It’s easy to name inventions that have changed our lives. The electric light, radio, and television are among the most notable, and the personal computer is among the most recent. It seems that each of these devices appeared suddenly, but they were actually perfected over time. With that in mind, it’s interesting to contemplate life-changing devices on the horizon.
We may eventually look back and realize that the photovoltaic panel (PV) was the life-changing invention of the present time. While solar photovoltaic panels were once only used in the space program, now they can be found almost anywhere around the world. They not only provide power for lights, they provide the energy needed to pump water for people, as well as for cattle, in locations far from power lines. Thanks to PV panels, remote villages and vacation homes can use the same electrical appliances that city-dwellers use. And now, as electric rates are increasing and reliability is an issue in some parts of the country, many grid-connected homeowners are also installing solar panels.
Some utilities have imposed a tiered-rate structure for electrical usage. While the first 300KWH per month is relatively inexpensive, electricity use in excess of 600KWH is billed at a much higher rate. A PV system can be designed to use solar power as the primary source of electricity, only using grid-supplied power when the PV system’s capacity is exceeded. Switching is automatic, and the homeowner may not even be aware that it has happened. Other sophisticated PV system components protect the batteries from over charging or over discharging, and coax the best possible performance from the system.
Fossil fuel supplies are on the decline, resulting in escalating costs to bring electricity into our homes, but there are other factors that are beginning to make PV systems more appealing to the average household.
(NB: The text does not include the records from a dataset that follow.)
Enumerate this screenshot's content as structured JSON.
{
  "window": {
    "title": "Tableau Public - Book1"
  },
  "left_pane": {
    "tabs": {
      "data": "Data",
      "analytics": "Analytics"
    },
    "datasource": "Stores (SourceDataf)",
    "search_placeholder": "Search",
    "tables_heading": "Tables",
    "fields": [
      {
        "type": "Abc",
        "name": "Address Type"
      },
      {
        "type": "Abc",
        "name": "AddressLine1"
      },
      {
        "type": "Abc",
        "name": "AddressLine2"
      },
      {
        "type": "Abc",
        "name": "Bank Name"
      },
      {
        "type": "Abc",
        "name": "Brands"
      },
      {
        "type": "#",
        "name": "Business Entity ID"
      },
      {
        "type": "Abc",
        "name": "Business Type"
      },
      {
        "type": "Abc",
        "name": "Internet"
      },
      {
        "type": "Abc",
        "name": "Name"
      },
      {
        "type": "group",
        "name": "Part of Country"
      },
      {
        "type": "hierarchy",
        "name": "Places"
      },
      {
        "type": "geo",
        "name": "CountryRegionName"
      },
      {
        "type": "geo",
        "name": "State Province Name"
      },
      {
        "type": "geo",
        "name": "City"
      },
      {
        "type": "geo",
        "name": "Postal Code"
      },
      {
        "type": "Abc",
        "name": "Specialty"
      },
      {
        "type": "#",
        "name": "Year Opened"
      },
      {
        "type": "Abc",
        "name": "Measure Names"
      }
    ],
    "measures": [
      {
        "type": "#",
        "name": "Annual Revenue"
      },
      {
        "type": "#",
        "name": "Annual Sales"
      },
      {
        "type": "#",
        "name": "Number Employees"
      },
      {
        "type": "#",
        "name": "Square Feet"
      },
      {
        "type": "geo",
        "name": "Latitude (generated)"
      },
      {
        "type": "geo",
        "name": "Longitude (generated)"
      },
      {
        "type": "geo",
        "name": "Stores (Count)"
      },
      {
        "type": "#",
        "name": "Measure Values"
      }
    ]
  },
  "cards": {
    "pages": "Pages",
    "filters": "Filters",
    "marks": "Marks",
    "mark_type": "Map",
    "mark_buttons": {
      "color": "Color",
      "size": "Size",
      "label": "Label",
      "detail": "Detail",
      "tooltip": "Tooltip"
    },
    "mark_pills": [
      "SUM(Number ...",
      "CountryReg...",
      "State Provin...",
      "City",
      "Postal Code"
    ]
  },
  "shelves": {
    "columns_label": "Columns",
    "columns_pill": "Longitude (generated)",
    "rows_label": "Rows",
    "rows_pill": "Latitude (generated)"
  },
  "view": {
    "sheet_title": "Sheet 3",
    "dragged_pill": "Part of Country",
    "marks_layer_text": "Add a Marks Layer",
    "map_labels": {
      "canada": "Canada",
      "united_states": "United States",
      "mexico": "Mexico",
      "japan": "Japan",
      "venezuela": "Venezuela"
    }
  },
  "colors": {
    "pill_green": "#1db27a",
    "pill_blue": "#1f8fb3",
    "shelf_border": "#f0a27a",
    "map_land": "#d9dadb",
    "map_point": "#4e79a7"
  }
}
Newer consumer electrical devices require less power than their older counterparts, making it possible to get by with a smaller PV system. From light-bulbs to major appliances, it’s rare to find an increase in electrical consumption in a newer device. The exception to this rule is the plug-in-electric vehicle. If these become popular in the future, we’ll need sufficient capacity to charge them. Still, the cost of PV panels is expected to decline sharply within the next two years, further increasing their popularity.
The PV panel is not like other life-changing inventions, it simply provides power for them. And, unlike other life-changing inventions, we usually keep solar panels out of sight, rather than on display. As we transition to PV systems, our lives may not have been altered per-se, but without PV all of our electrical devices will be useless, or to costly to use.
President Bush said recently “we’re addicted to oil.” The truth is, were addicted not to oil, but to our cars. By the same token we’re not addicted to electricity, but rather to our lights, radios, TV’s, microwave ovens, dishwashers, and other appliances. And it’s hard to imagine how tradesmen would perform without their power tools and equipment. Because a transition to PV will be gradual, we may not recognize it as a life-changing invention until when we think of what life would be like without it.